Extracted data —

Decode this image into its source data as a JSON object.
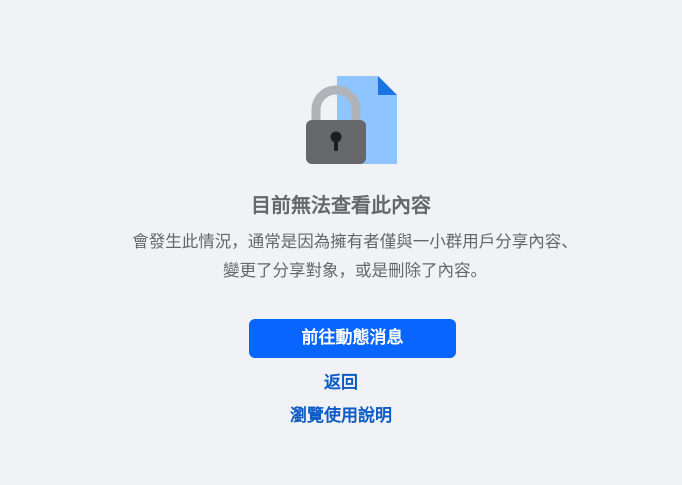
{
  "content_unavailable": {
    "title": "目前無法查看此內容",
    "description": "會發生此情況，通常是因為擁有者僅與一小群用戶分享內容、變更了分享對象，或是刪除了內容。",
    "primary_button_label": "前往動態消息",
    "back_link_label": "返回",
    "help_link_label": "瀏覽使用說明"
  },
  "icons": {
    "illustration": "locked-document-icon"
  },
  "colors": {
    "background": "#f0f2f5",
    "primary": "#0866ff",
    "link": "#0a5bc4",
    "text_secondary": "#65676b",
    "document_light": "#8ec5ff",
    "document_dark": "#1b74e4",
    "lock_body": "#65676b",
    "shackle": "#b0b3b8"
  }
}
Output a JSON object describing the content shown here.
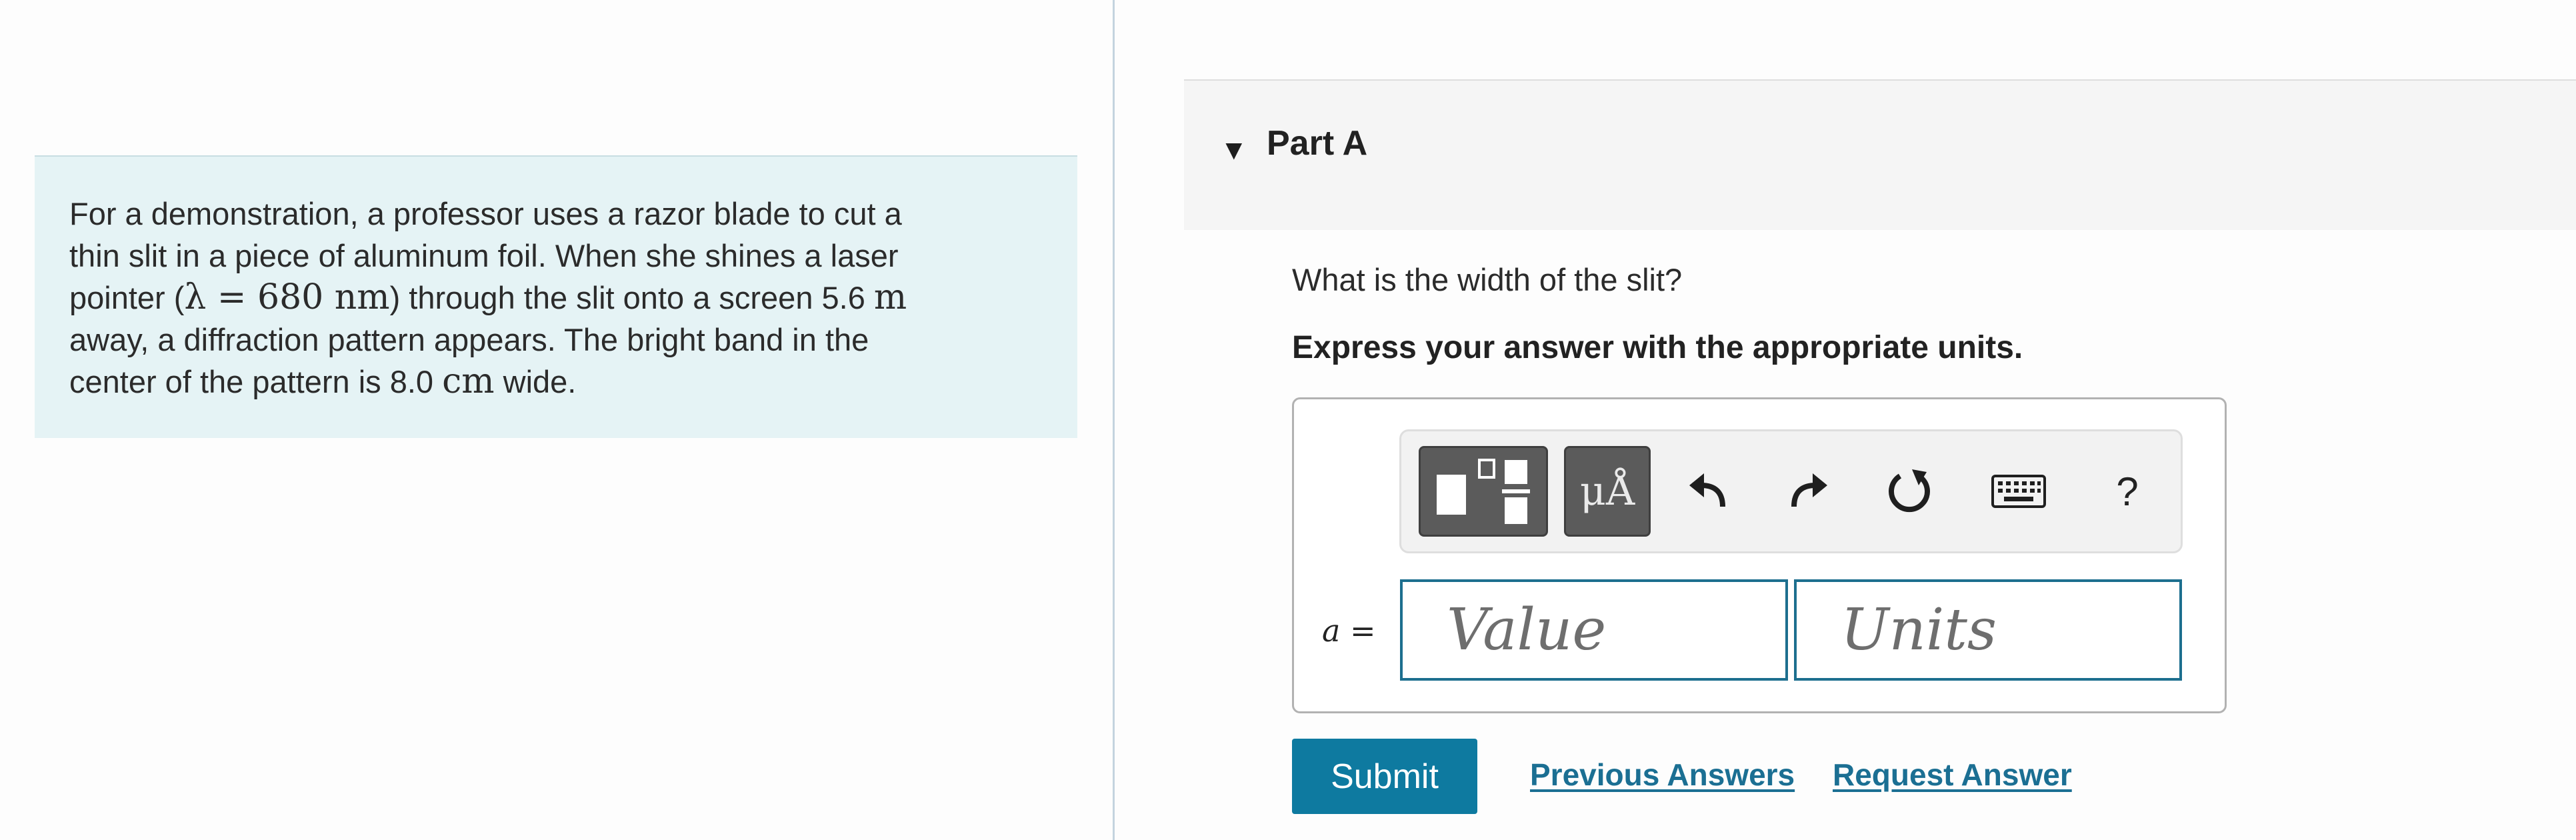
{
  "problem": {
    "line1": "For a demonstration, a professor uses a razor blade to cut a",
    "line2": "thin slit in a piece of aluminum foil. When she shines a laser",
    "line3_pre": "pointer (",
    "line3_math": "λ = 680 nm",
    "line3_mid": ") through the slit onto a screen 5.6 ",
    "line3_unit": "m",
    "line4": "away, a diffraction pattern appears. The bright band in the",
    "line5_pre": "center of the pattern is 8.0 ",
    "line5_unit": "cm",
    "line5_post": " wide."
  },
  "part": {
    "title": "Part A",
    "question": "What is the width of the slit?",
    "instruction": "Express your answer with the appropriate units."
  },
  "toolbar": {
    "units_label": "μÅ",
    "help_label": "?",
    "icons": [
      "templates-icon",
      "units-icon",
      "undo-icon",
      "redo-icon",
      "reset-icon",
      "keyboard-icon",
      "help-icon"
    ]
  },
  "answer": {
    "variable": "a",
    "equals": " =",
    "value_placeholder": "Value",
    "units_placeholder": "Units"
  },
  "actions": {
    "submit_label": "Submit",
    "previous_answers_label": "Previous Answers",
    "request_answer_label": "Request Answer"
  },
  "colors": {
    "problem_bg": "#e5f3f5",
    "accent": "#0e7aa0",
    "link": "#1b6f93",
    "field_border": "#1d6f8f"
  }
}
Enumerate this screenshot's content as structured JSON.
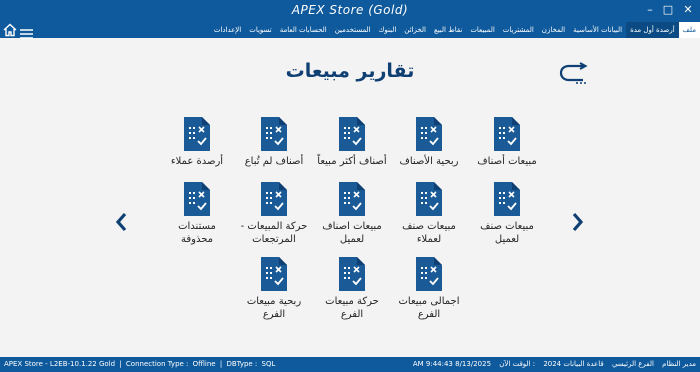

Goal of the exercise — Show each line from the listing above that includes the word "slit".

Exercise response —
    "line2": "thin slit in a piece of aluminum foil. When she shines a laser",
    "line3_mid": ") through the slit onto a screen 5.6 ",
    "question": "What is the width of the slit?",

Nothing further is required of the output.